Items from an interface collection:
• • •

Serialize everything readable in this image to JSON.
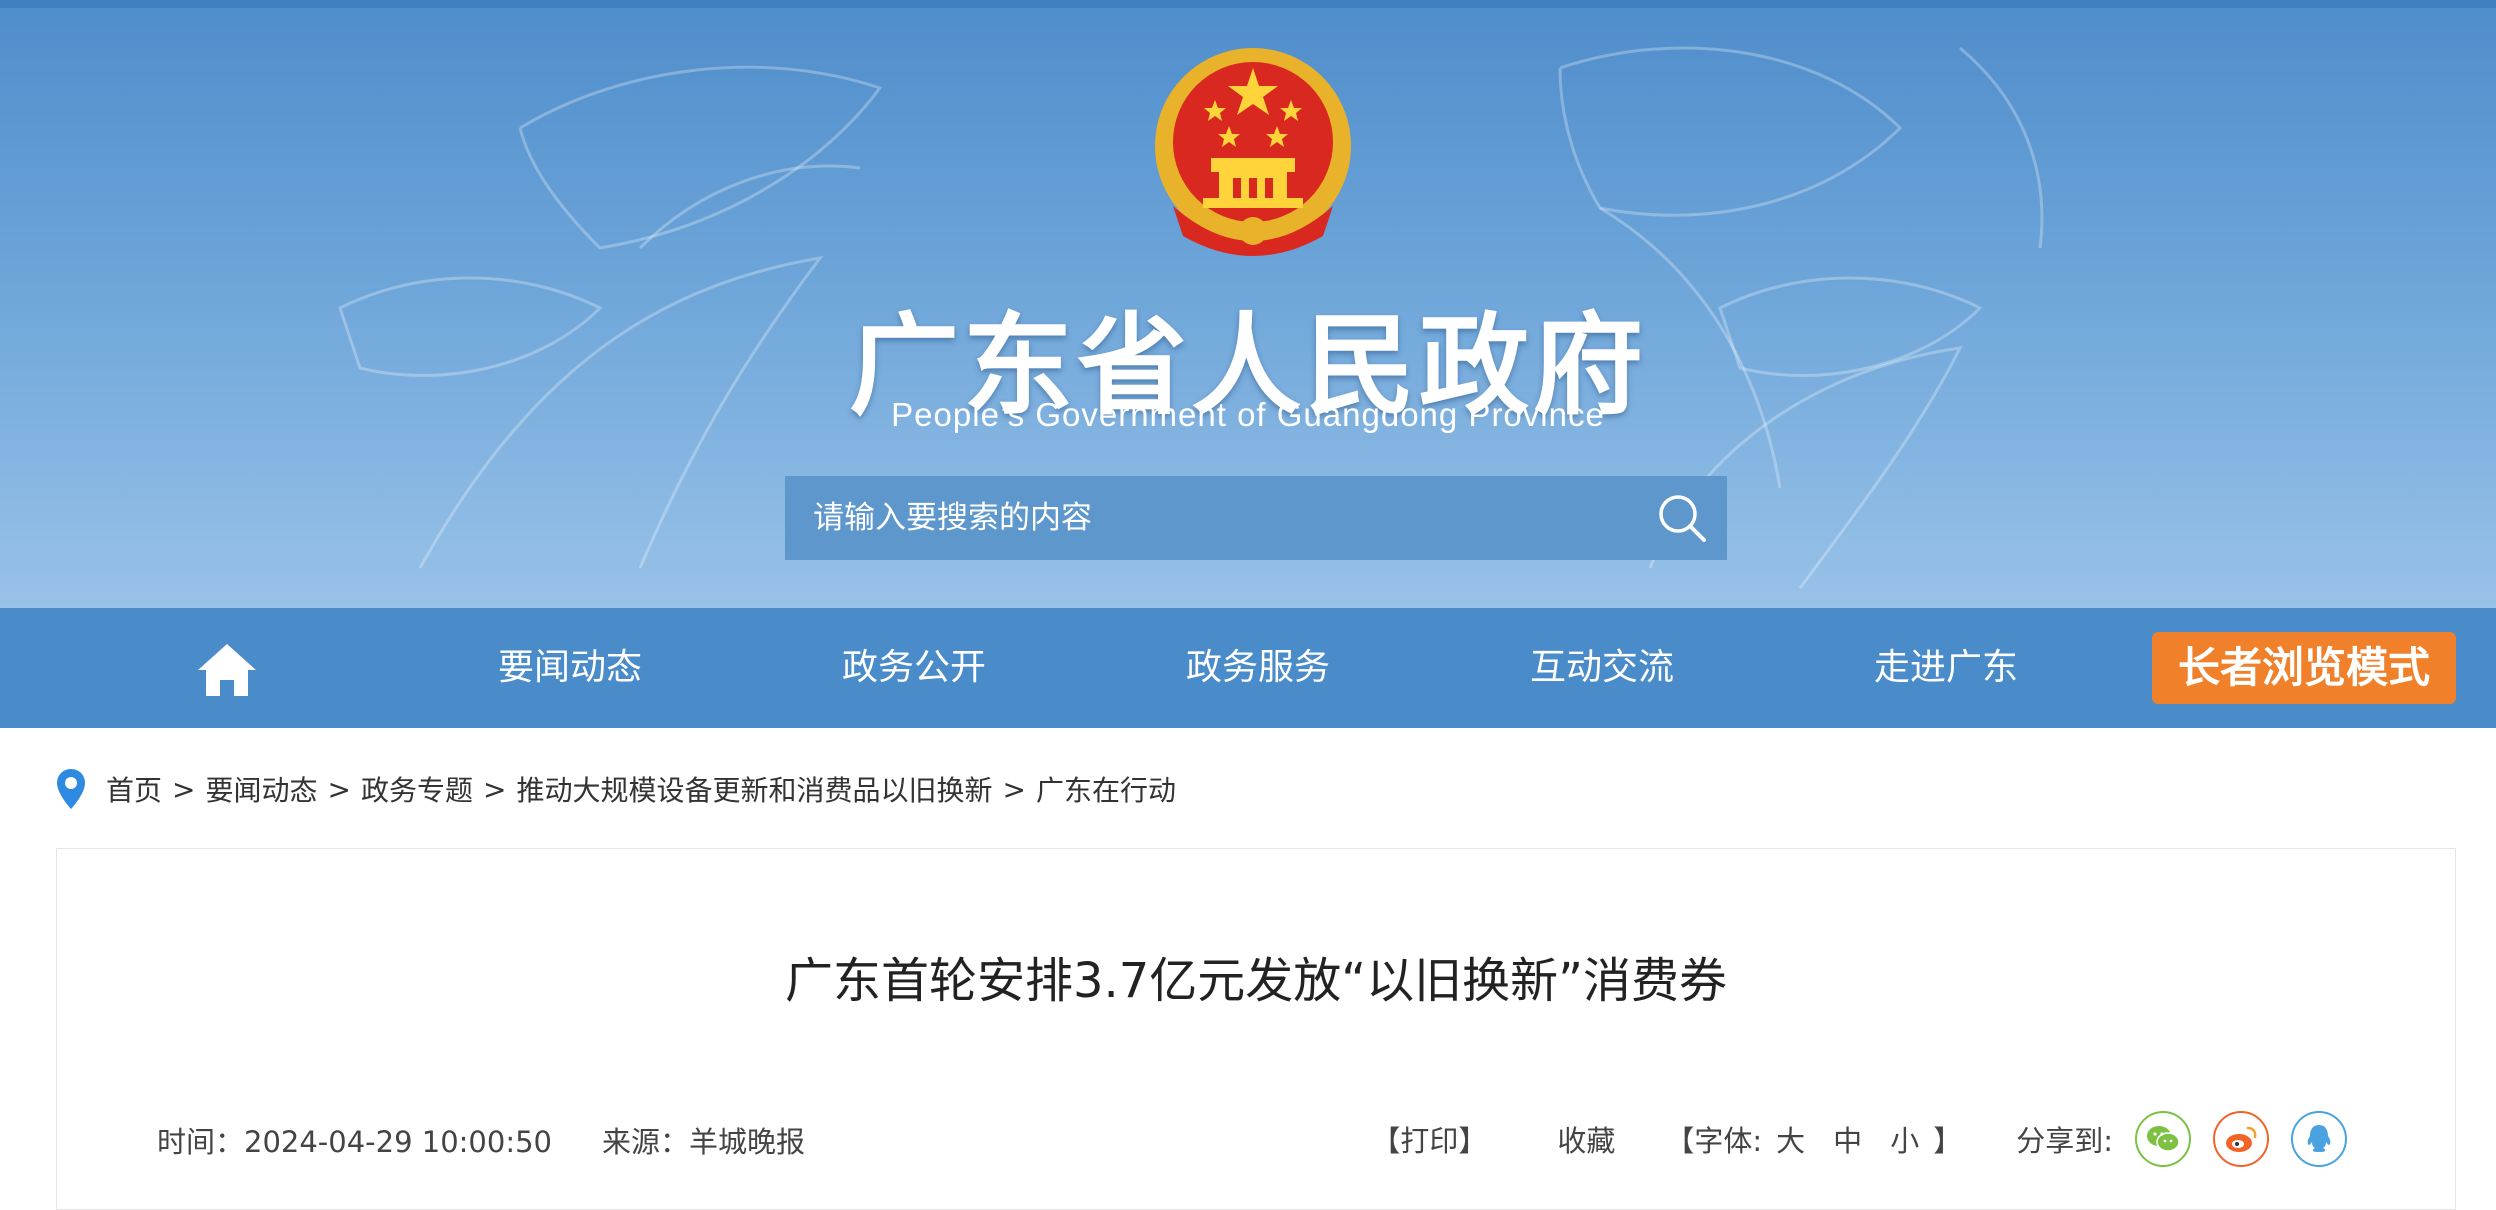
{
  "header": {
    "title": "广东省人民政府",
    "subtitle": "People’s Government of Guangdong Province",
    "search_placeholder": "请输入要搜索的内容"
  },
  "nav": {
    "items": [
      "要闻动态",
      "政务公开",
      "政务服务",
      "互动交流",
      "走进广东"
    ],
    "elder_mode": "长者浏览模式"
  },
  "breadcrumb": {
    "items": [
      "首页",
      "要闻动态",
      "政务专题",
      "推动大规模设备更新和消费品以旧换新",
      "广东在行动"
    ],
    "separator": ">"
  },
  "article": {
    "title": "广东首轮安排3.7亿元发放“以旧换新”消费券",
    "time": "时间：2024-04-29 10:00:50",
    "source": "来源：羊城晚报"
  },
  "tools": {
    "print": "【打印】",
    "favorite": "收藏",
    "font_prefix": "【字体:",
    "font_large": "大",
    "font_medium": "中",
    "font_small": "小",
    "font_suffix": "】",
    "share_label": "分享到:"
  },
  "colors": {
    "nav_bg": "#4a8bc9",
    "elder_btn": "#f0812a",
    "wechat": "#7cc142",
    "weibo": "#f0642a",
    "qq": "#4aa3e0"
  }
}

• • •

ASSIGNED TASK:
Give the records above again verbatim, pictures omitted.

ANSWER AREA:
Serialize everything readable in this image to JSON.
{
  "header": {
    "title": "广东省人民政府",
    "subtitle": "People’s Government of Guangdong Province",
    "search_placeholder": "请输入要搜索的内容"
  },
  "nav": {
    "items": [
      "要闻动态",
      "政务公开",
      "政务服务",
      "互动交流",
      "走进广东"
    ],
    "elder_mode": "长者浏览模式"
  },
  "breadcrumb": {
    "items": [
      "首页",
      "要闻动态",
      "政务专题",
      "推动大规模设备更新和消费品以旧换新",
      "广东在行动"
    ],
    "separator": ">"
  },
  "article": {
    "title": "广东首轮安排3.7亿元发放“以旧换新”消费券",
    "time": "时间：2024-04-29 10:00:50",
    "source": "来源：羊城晚报"
  },
  "tools": {
    "print": "【打印】",
    "favorite": "收藏",
    "font_prefix": "【字体:",
    "font_large": "大",
    "font_medium": "中",
    "font_small": "小",
    "font_suffix": "】",
    "share_label": "分享到:"
  },
  "colors": {
    "nav_bg": "#4a8bc9",
    "elder_btn": "#f0812a",
    "wechat": "#7cc142",
    "weibo": "#f0642a",
    "qq": "#4aa3e0"
  }
}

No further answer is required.